TESDA turns over 500 chairs to QC school
MANILA - Secretary Joel Villanueva, TESDA director general, together with Secretary Armin Luistro of the Department of Education (DepED), witnessed the turn-over of 500 units of school chairs to San Antonio Elementary School in San Francisco Del Monte, Quezon City.
The school chairs were produced by trainees of the Technical Education and Skills Development Authority (TESDA) produced from confiscated lumber.
Wilma Manio, principal of San Antonio Elementary School, received the school chairs in behalf of the school.
Secretary Ramon Paje of the Department of Environment and Natural Resources (DENR), Cristino Naguiat Jr., chairman of the Philippine Amusement and Gaming Corporation (PAGCOR) and actress and television host Anne Curtis Smith also witnessed the turnover of the school chairs.
The turnover is part of the PNoy Bayanihan project, a collaboration of TESDA, Department of Environment and Natural Resources, Department of Education and Philippine Amusement and Gaming Corporation, which aims to turn confiscated lumber into school armchairs and turn over them to needy public schools in selected areas of the country to help ease the shortage.
With funding from PAGCOR, TESDA has established production centers in CARAGA and National Capital Region to manufacture the chairs through the training-cum-production scheme.
At the TESDA production site at its complex in Taguig City as of July 31 this year, a total of 5,000 armchairs have been produced and are ready for distribution. These came from a total of 353,368 board feet of confiscated lumber delivered to the site by the Bureau of Customs.
"We are actually achieving two things under the training cum-production scheme. While on training, we teach our trainees some carpentry skills and at the same time produce the armchairs," Villanueva said.

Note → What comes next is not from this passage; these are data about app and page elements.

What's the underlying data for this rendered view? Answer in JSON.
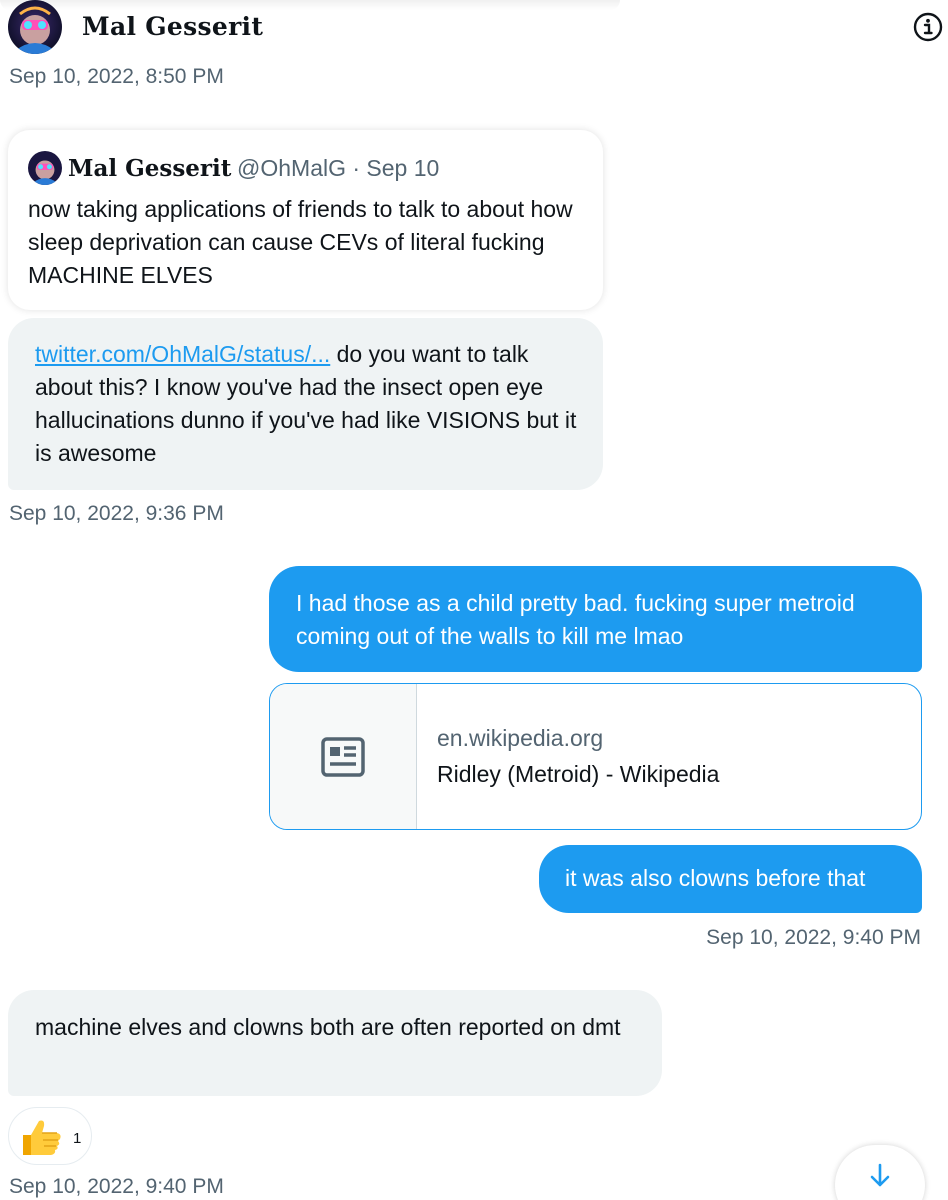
{
  "header": {
    "display_name": "Mal Gesserit",
    "info_icon": "info-circle-icon"
  },
  "messages": {
    "first_timestamp": "Sep 10, 2022, 8:50 PM",
    "quoted_tweet": {
      "name": "Mal Gesserit",
      "handle_date": "@OhMalG · Sep 10",
      "text": "now taking applications of friends to talk to about how sleep deprivation can cause CEVs of literal fucking MACHINE ELVES"
    },
    "received_1": {
      "link": "twitter.com/OhMalG/status/...",
      "text": " do you want to talk about this? I know you've had the insect open eye hallucinations dunno if you've had like VISIONS but it is awesome"
    },
    "timestamp_2": "Sep 10, 2022, 9:36 PM",
    "sent_1": "I had those as a child pretty bad. fucking super metroid coming out of the walls to kill me lmao",
    "link_card": {
      "domain": "en.wikipedia.org",
      "title": "Ridley (Metroid) - Wikipedia",
      "icon": "article-icon"
    },
    "sent_2": "it was also clowns before that",
    "timestamp_3": "Sep 10, 2022, 9:40 PM",
    "received_2": "machine elves and clowns both are often reported on dmt",
    "reaction": {
      "icon": "thumbs-up-icon",
      "count": "1"
    },
    "timestamp_4": "Sep 10, 2022, 9:40 PM"
  },
  "scroll_button_icon": "arrow-down-icon",
  "colors": {
    "accent": "#1d9bf0",
    "received_bubble": "#eff3f4",
    "secondary_text": "#536471",
    "primary_text": "#0f1419"
  }
}
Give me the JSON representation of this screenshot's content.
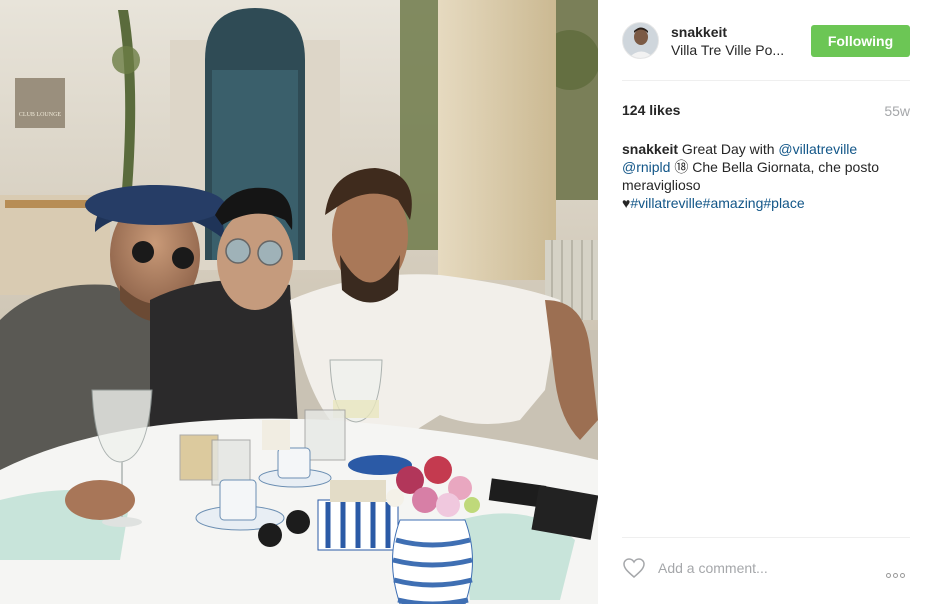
{
  "post": {
    "photo_alt": "",
    "sign_text": "CLUB LOUNGE"
  },
  "header": {
    "username": "snakkeit",
    "location": "Villa Tre Ville Po...",
    "follow_label": "Following"
  },
  "stats": {
    "likes": "124 likes",
    "age": "55w"
  },
  "caption": {
    "user": "snakkeit",
    "text_1": " Great Day with ",
    "mention_1": "@villatreville",
    "mention_2": "@rnipld",
    "text_2": " ⑱ Che Bella Giornata, che posto meraviglioso",
    "heart": "♥",
    "tag_1": "#villatreville",
    "tag_2": "#amazing",
    "tag_3": "#place"
  },
  "comment": {
    "placeholder": "Add a comment..."
  },
  "colors": {
    "follow_bg": "#6cc655",
    "link": "#125688",
    "muted": "#a5a7aa"
  },
  "icons": {
    "like": "heart-outline-icon",
    "more": "ellipsis-icon"
  }
}
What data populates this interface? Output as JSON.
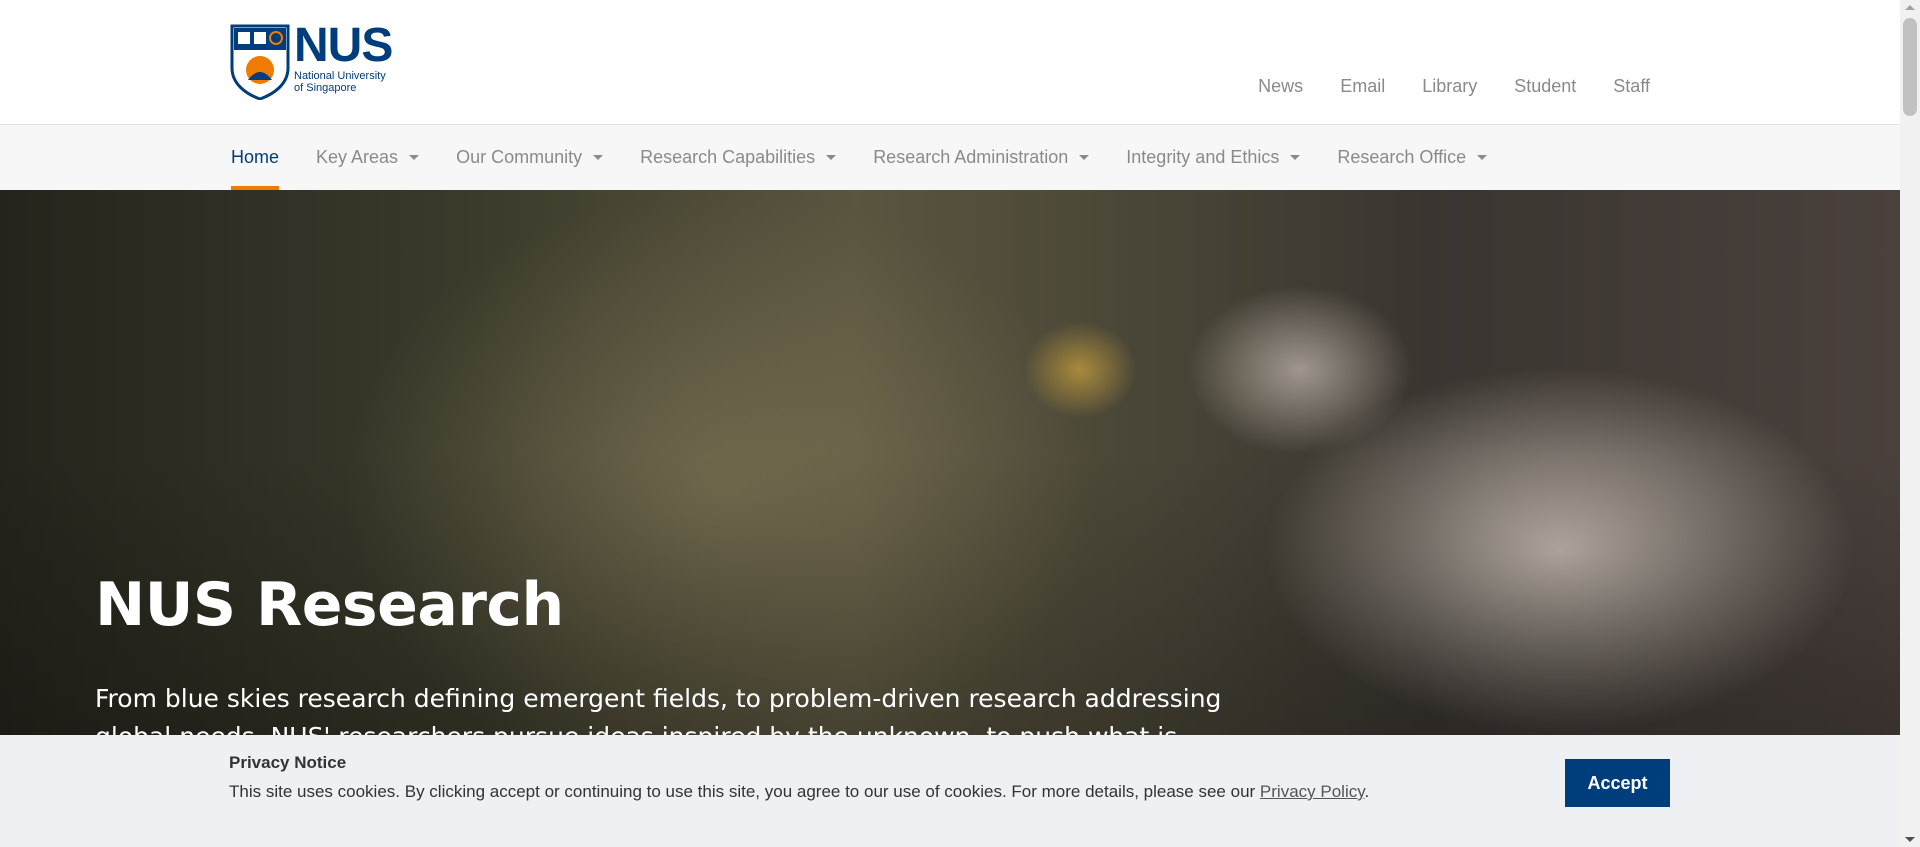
{
  "header": {
    "logo_name": "NUS",
    "logo_subtitle_line1": "National University",
    "logo_subtitle_line2": "of Singapore",
    "utility_links": [
      "News",
      "Email",
      "Library",
      "Student",
      "Staff"
    ]
  },
  "nav": {
    "items": [
      {
        "label": "Home",
        "active": true,
        "dropdown": false
      },
      {
        "label": "Key Areas",
        "active": false,
        "dropdown": true
      },
      {
        "label": "Our Community",
        "active": false,
        "dropdown": true
      },
      {
        "label": "Research Capabilities",
        "active": false,
        "dropdown": true
      },
      {
        "label": "Research Administration",
        "active": false,
        "dropdown": true
      },
      {
        "label": "Integrity and Ethics",
        "active": false,
        "dropdown": true
      },
      {
        "label": "Research Office",
        "active": false,
        "dropdown": true
      }
    ]
  },
  "hero": {
    "title": "NUS Research",
    "description": "From blue skies research defining emergent fields, to problem-driven research addressing global needs, NUS' researchers pursue ideas inspired by the unknown, to push what is"
  },
  "cookie": {
    "title": "Privacy Notice",
    "text": "This site uses cookies. By clicking accept or continuing to use this site, you agree to our use of cookies. For more details, please see our ",
    "link_label": "Privacy Policy",
    "text_end": ".",
    "accept_label": "Accept"
  },
  "colors": {
    "brand_blue": "#003d7c",
    "brand_orange": "#ef7c00",
    "nav_text": "#8a8a8a"
  },
  "icons": [
    "nus-crest-icon",
    "chevron-down-icon"
  ]
}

"This is our own small way of helping eradicate the shortage in classroom chairs, so that soon, there will be one for each student."
The turnover of the chairs also coincided with the DepED's launch of a new building in San Antonio Elementary School to accommodate more students.
San Antonio was identified last year by the city government as one of the flood-prone public schools in Quezon City.